For most of the game on Thursday night, it was easy to see why Chuck Pagano made a change at the center position. Jonotthan Harrison looked good, and everyone knew all along that he had much more potential to be the long-term answer at the position than A.Q. Shipley. Harrison didn't have a good debut, but in his second career NFL start he looked good in his blocking.
And then the fumble happened.
A miscommunication between Harrison and Andrew Luck resulted in a fumble recovered by the Texans' J.J. Watt, and then the league's best defensive player took the fumble back 45-yards for a touchdown. All of the sudden, the Texans were within five points of the Colts early in the fourth quarter, as the Colts lead was cut to 33-28.
Ultimately, it didn't come back to hurt the Colts, and there has been disagreement about who was at fault (whether it was Harrison or Luck). It appeared that Luck was looking at the play clock when the snap came, hitting him in the hands but which he couldn't haul in. The snap clearly caught him off guard, but had he already signaled for it to be snapped and Harrison was just a bit late? Was Luck just making an error by looking at the play clock when he called for the snap? Did Harrison just snap it early? It's hard to tell.
Jonotthan Harrison blames himself. Andrew Luck blamed himself. Chuck Pagano blamed the crowd noise. But regardless of the one to blame for the exchange issues, the fact remains that it's something that must be figured out. It's not the first time that Jonotthan Harrison has struggled with the snap.
Last week, a botched snap from under center killed a Colts drive, as all Luck could do was grab the ball and try to dive forward for a first down (which he didn't get). Another snap out of the shotgun was high (though probably could have been caught by Luck), and all the quarterback could do was fall on it and have another play (and Luck managed to keep the drive going after the bad snap). Then there was the time when everyone on the offense remembered the snap count except Harrison, leading to a penalty.
And if you remember back to the preseason, on the Colts' very first drive of the very first preseason game a bad Harrison snap killed a shot at a touchdown for the Colts, and later in that game Harrison had another bad snap, this time to Matt Hasselbeck. At the time, it was chalked up to it being his first NFL game. He played the final three preseason games without much of an issue, but then they resurfaced last week.
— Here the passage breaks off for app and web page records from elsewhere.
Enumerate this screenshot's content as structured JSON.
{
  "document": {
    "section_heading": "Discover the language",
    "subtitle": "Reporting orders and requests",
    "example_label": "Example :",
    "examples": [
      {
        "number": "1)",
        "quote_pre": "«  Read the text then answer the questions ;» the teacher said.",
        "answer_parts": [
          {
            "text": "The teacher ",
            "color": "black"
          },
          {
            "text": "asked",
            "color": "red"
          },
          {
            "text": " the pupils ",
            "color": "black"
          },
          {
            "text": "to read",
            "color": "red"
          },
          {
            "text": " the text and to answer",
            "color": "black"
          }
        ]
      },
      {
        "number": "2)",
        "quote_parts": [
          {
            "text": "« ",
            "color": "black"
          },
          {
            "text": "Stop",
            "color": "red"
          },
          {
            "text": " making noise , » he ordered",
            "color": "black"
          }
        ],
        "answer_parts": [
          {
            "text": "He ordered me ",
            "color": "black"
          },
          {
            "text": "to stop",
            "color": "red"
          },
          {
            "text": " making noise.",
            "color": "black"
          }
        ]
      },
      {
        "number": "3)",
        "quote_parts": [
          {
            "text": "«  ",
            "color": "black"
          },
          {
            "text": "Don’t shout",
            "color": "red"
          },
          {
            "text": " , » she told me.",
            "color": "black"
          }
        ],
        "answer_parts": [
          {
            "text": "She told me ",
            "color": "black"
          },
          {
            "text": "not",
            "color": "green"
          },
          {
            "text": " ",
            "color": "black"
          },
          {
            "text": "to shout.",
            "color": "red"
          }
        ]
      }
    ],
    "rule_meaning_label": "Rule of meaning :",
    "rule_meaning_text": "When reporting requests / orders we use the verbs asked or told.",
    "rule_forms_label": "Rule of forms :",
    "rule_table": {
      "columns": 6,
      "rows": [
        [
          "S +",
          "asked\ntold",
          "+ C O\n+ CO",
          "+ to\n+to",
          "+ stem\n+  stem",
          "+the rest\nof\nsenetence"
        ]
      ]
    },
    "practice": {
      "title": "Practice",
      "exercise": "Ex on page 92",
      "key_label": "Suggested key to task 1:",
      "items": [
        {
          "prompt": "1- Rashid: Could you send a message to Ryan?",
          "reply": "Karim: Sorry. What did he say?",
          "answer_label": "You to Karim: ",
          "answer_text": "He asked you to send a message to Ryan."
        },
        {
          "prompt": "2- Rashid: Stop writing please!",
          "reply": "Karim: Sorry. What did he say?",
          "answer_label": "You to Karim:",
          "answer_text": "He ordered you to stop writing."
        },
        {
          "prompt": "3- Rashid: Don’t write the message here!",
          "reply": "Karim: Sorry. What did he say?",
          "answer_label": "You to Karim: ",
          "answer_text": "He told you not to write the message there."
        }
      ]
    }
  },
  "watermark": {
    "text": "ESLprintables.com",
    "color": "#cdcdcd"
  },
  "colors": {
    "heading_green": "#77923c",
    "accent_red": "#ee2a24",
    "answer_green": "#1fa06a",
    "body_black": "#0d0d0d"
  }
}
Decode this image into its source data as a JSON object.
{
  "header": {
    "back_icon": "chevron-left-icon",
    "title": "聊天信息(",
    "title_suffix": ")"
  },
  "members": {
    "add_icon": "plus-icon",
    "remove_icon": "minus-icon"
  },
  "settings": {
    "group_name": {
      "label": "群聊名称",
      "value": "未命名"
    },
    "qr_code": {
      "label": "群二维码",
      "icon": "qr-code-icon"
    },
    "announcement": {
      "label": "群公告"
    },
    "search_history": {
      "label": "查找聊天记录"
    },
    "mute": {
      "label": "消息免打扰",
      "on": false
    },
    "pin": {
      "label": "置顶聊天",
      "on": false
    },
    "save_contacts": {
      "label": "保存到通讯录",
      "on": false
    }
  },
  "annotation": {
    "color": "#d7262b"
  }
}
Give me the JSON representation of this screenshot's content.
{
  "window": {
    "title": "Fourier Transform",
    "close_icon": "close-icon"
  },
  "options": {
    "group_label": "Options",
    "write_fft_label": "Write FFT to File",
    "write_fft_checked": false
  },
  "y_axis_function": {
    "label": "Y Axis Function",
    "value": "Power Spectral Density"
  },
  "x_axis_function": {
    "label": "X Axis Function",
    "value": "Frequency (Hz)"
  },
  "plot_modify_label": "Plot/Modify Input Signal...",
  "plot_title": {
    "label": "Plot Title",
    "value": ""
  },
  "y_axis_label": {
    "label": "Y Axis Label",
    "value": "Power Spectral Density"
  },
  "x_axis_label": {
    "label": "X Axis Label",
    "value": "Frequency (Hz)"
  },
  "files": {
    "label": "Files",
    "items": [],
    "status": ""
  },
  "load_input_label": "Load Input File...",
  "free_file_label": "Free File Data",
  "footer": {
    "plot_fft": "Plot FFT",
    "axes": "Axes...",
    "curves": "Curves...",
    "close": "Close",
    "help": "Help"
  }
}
Regardless of whether the snap against the Texans was the fault of Harrison or Luck, the reality is that the center has a history of making bad snaps in games while with the Colts and the issues weren't present when A.Q. Shipley was the center.
Now, with all of that said, I am adamant about the fact that I think the Colts should continue to start Jonotthan Harrison at center. He blocked well enough Thursday night to easily warrant it and his potential is hard to ignore. But the botched snaps simply must be worked on. If one occurred late in a close game (which the Bengals game in just over a week will probably be), the problems would only be magnified. As of now, those issues have been mitigated because of the Colts winning. But better to work on those issues now instead of waiting until they actually cost you a game, and Chuck Pagano knows it, too.
While Pagano was clear that he didn't think it was necessarily either his quarterback or his center's fault, saying that, "you can't pin it on the quarterback and you can't pin it on the center. I credit Houston's fans for that one," he also was clear that they need to work on it.
"Yeah, we certainly don't want to have an issue," Pagano said Friday. "Any quarterback exchange problems, you should never have them. We'll continue to look at it and address it."
Jonotthan Harrison looked good once the ball was snapped and I thought he played well. The lingering problem has been those snaps, and regardless of who's "fault" it was on Thursday, it's something that is inexcusable and must be fixed before it occurs in a more crucial spot.